Plus, many Hispanics work in sectors of the economy that kept going during the pandemic, such as the service industry and food production.
“I don’t believe there is one simple answer,” Levine said.
What’s more, many Hispanics are taking risks to get their lives back to normal — in part, because the Hispanic population is younger than the general population, and in part because they’re poorer and need to get back to work, said Dr. Alexander García, emergency room medical director for AdventHealth Tampa and Brandon.
The prevalence of diabetes and asthma among Hispanics may also help explain the higher numbers, Garcia said.
Hispanics are twice as likely to visit the emergency for asthma as non-Hispanic whites, according to the Office of Minority Health with the U.S. Department of Health and Human Services Office. And diabetes, associated with an increased risk of death from COVID-19, occurs in Hispanics at a rate of about 17 percent compared to 9 percent for the U.S. population as a whole.
The state of Florida is working with local faith-based organizations to educate hard-hit communities about staying safe during the pandemic, said Alberto Moscoso, communications director with the Department of Health. Updates are distributed in English, Spanish and Haitian Creole and the state COVID-19 Data and Surveillance Dashboard is available in English and Spanish.
Efforts by health authorities might have been more effective had they come earlier in the pandemic, said Ileana Cintrón, deputy director of Enterprising Latinas, a nonprofit in heavily Hispanic Wimauma.
“In a place like Wimauma, where the concentration of Hispanic is 75 percent and most work in the fields, the conditions have not been the best,” Cintrón said. “The masks arrived two months later. That was a perfect recipe for the virus to spread uncontrollably.”
The message about social distance, quarantine and isolation has been confusing, at times, too, she said.

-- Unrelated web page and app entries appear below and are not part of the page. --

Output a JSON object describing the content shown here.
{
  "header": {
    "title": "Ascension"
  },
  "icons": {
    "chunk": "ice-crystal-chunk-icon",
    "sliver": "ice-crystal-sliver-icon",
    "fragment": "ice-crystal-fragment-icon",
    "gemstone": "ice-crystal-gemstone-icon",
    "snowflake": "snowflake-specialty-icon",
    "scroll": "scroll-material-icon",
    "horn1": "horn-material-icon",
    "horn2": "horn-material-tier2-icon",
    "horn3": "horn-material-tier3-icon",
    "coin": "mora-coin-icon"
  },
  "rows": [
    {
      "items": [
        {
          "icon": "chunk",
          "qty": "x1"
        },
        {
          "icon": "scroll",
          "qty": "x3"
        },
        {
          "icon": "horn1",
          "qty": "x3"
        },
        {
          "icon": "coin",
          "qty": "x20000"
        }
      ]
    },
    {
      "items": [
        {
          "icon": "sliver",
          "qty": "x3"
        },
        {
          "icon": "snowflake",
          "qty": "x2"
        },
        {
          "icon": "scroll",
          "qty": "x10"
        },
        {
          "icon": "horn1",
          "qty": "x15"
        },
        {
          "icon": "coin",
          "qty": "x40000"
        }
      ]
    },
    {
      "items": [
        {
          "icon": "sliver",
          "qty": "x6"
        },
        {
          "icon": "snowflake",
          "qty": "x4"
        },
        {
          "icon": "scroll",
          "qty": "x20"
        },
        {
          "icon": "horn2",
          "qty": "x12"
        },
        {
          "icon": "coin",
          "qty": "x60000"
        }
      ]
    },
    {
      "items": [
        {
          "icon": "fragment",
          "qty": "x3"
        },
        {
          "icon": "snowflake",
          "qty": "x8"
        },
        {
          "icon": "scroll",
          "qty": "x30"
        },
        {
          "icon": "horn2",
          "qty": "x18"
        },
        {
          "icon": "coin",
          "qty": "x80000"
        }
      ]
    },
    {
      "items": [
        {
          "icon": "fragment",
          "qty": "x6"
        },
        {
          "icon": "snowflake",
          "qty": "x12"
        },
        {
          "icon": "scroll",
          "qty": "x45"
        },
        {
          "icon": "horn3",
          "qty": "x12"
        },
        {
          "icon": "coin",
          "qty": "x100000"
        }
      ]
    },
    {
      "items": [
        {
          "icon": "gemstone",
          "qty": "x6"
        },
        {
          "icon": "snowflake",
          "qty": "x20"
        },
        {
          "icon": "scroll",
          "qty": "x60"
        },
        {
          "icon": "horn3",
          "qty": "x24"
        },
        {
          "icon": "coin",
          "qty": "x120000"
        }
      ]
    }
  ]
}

“Many thought that the coronavirus problem was not really dangerous when they started to see others on the street,” she said. “And that increased the risk.”
In Wimauma, cases quadrupled in two weeks, from 63 June 16 to 263.

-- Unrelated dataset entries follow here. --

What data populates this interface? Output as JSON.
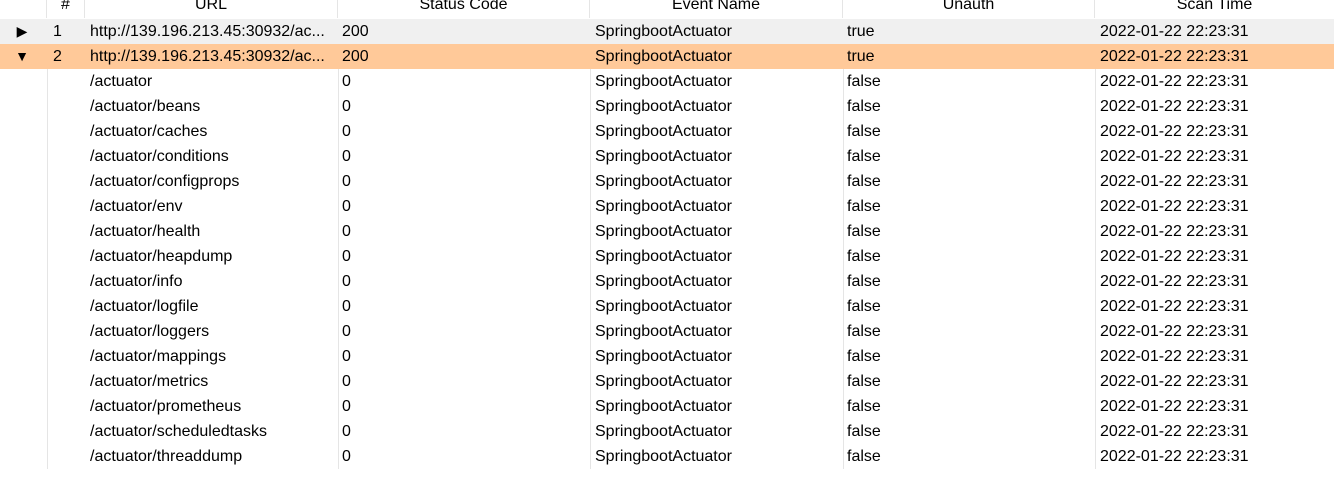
{
  "columns": [
    "#",
    "URL",
    "Status Code",
    "Event Name",
    "Unauth",
    "Scan Time"
  ],
  "parents": [
    {
      "expander": "▶",
      "num": "1",
      "url": "http://139.196.213.45:30932/ac...",
      "status": "200",
      "event": "SpringbootActuator",
      "unauth": "true",
      "time": "2022-01-22 22:23:31"
    },
    {
      "expander": "▼",
      "num": "2",
      "url": "http://139.196.213.45:30932/ac...",
      "status": "200",
      "event": "SpringbootActuator",
      "unauth": "true",
      "time": "2022-01-22 22:23:31"
    }
  ],
  "children": [
    {
      "url": "/actuator",
      "status": "0",
      "event": "SpringbootActuator",
      "unauth": "false",
      "time": "2022-01-22 22:23:31"
    },
    {
      "url": "/actuator/beans",
      "status": "0",
      "event": "SpringbootActuator",
      "unauth": "false",
      "time": "2022-01-22 22:23:31"
    },
    {
      "url": "/actuator/caches",
      "status": "0",
      "event": "SpringbootActuator",
      "unauth": "false",
      "time": "2022-01-22 22:23:31"
    },
    {
      "url": "/actuator/conditions",
      "status": "0",
      "event": "SpringbootActuator",
      "unauth": "false",
      "time": "2022-01-22 22:23:31"
    },
    {
      "url": "/actuator/configprops",
      "status": "0",
      "event": "SpringbootActuator",
      "unauth": "false",
      "time": "2022-01-22 22:23:31"
    },
    {
      "url": "/actuator/env",
      "status": "0",
      "event": "SpringbootActuator",
      "unauth": "false",
      "time": "2022-01-22 22:23:31"
    },
    {
      "url": "/actuator/health",
      "status": "0",
      "event": "SpringbootActuator",
      "unauth": "false",
      "time": "2022-01-22 22:23:31"
    },
    {
      "url": "/actuator/heapdump",
      "status": "0",
      "event": "SpringbootActuator",
      "unauth": "false",
      "time": "2022-01-22 22:23:31"
    },
    {
      "url": "/actuator/info",
      "status": "0",
      "event": "SpringbootActuator",
      "unauth": "false",
      "time": "2022-01-22 22:23:31"
    },
    {
      "url": "/actuator/logfile",
      "status": "0",
      "event": "SpringbootActuator",
      "unauth": "false",
      "time": "2022-01-22 22:23:31"
    },
    {
      "url": "/actuator/loggers",
      "status": "0",
      "event": "SpringbootActuator",
      "unauth": "false",
      "time": "2022-01-22 22:23:31"
    },
    {
      "url": "/actuator/mappings",
      "status": "0",
      "event": "SpringbootActuator",
      "unauth": "false",
      "time": "2022-01-22 22:23:31"
    },
    {
      "url": "/actuator/metrics",
      "status": "0",
      "event": "SpringbootActuator",
      "unauth": "false",
      "time": "2022-01-22 22:23:31"
    },
    {
      "url": "/actuator/prometheus",
      "status": "0",
      "event": "SpringbootActuator",
      "unauth": "false",
      "time": "2022-01-22 22:23:31"
    },
    {
      "url": "/actuator/scheduledtasks",
      "status": "0",
      "event": "SpringbootActuator",
      "unauth": "false",
      "time": "2022-01-22 22:23:31"
    },
    {
      "url": "/actuator/threaddump",
      "status": "0",
      "event": "SpringbootActuator",
      "unauth": "false",
      "time": "2022-01-22 22:23:31"
    }
  ],
  "colors": {
    "selected_row": "#ffc999",
    "parent_row": "#f0f0f0",
    "grid_line": "#e5e5e5"
  }
}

“Now there are more local testing centers and that is good for everyone,” Cintrón said.
Hillsborough County authorities also are working with Enterprising Latinas to provide Spanish speakers with up-to-date advice, cloth face masks for workers, and even more testing sites. One of the sites is at Enterprising Latinas, 5128 State Road 674 in Wimauma.
At least 15 Hispanic community organizations in Hillsborough’s South Shore region have joined together as the Wimauma COVID-19 Rapid Response Collaborative. They keep track of needs and share tips for stopping the spread of the coronavirus.

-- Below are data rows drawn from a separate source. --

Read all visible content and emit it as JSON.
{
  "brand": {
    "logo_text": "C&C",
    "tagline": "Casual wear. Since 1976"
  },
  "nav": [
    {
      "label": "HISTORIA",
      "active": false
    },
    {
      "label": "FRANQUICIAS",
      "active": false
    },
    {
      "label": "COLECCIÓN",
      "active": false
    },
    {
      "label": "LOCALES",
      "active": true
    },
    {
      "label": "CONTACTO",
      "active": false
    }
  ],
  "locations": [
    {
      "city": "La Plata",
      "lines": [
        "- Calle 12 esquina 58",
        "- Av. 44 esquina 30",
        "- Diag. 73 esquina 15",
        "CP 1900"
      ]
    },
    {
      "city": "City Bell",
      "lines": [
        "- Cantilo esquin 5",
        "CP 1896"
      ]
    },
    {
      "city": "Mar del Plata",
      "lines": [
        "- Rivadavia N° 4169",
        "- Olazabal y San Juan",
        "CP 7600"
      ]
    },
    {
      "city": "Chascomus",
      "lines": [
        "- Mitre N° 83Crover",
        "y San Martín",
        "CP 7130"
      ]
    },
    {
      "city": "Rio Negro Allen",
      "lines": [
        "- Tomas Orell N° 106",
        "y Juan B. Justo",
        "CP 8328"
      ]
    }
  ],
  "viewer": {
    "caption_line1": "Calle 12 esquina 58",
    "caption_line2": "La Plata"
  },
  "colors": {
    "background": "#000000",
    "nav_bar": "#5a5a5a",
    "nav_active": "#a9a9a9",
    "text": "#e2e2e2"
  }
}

The collaborative has established a hotline for questions about COVID-19 and topics such as help with food and rent. Available from 7 a.m. to 7 p.m. weekdays, the number is (813) 773-7597.
For Ruth Martínez, the COVID-19 test came back positive June 22. The next day, test results showed her mother and daughter also had the disease. A few days later, her mother was hospitalized at St. Joseph’s Hospital in Riverview with respiratory complications and disturbances in her heart rhythm.
Before she fell ill, Martínez was working eight hours a day, four days a week with the lawn service, pleased that she found employment after losing her job in agriculture to the pandemic. Now, as she recovers, Martínez has gone three weeks without her $300 a week paycheck and can’t pay her $950 monthly rent.
Most of her coworkers have tried to maintain social distancing and use masks inside company facilities, she said, but this was almost impossible while working outside, she said.
“We share the tools and use the same transportation to get from one place to another. The risk of contracting the coronavirus follows you everywhere.”
This story is part of a collaboration with the Tampa Bay Times through FRONTLINE’s Local Journalism Initiative, which is funded by the John S. and James L. Knight Foundation and the Corporation for Public Broadcasting.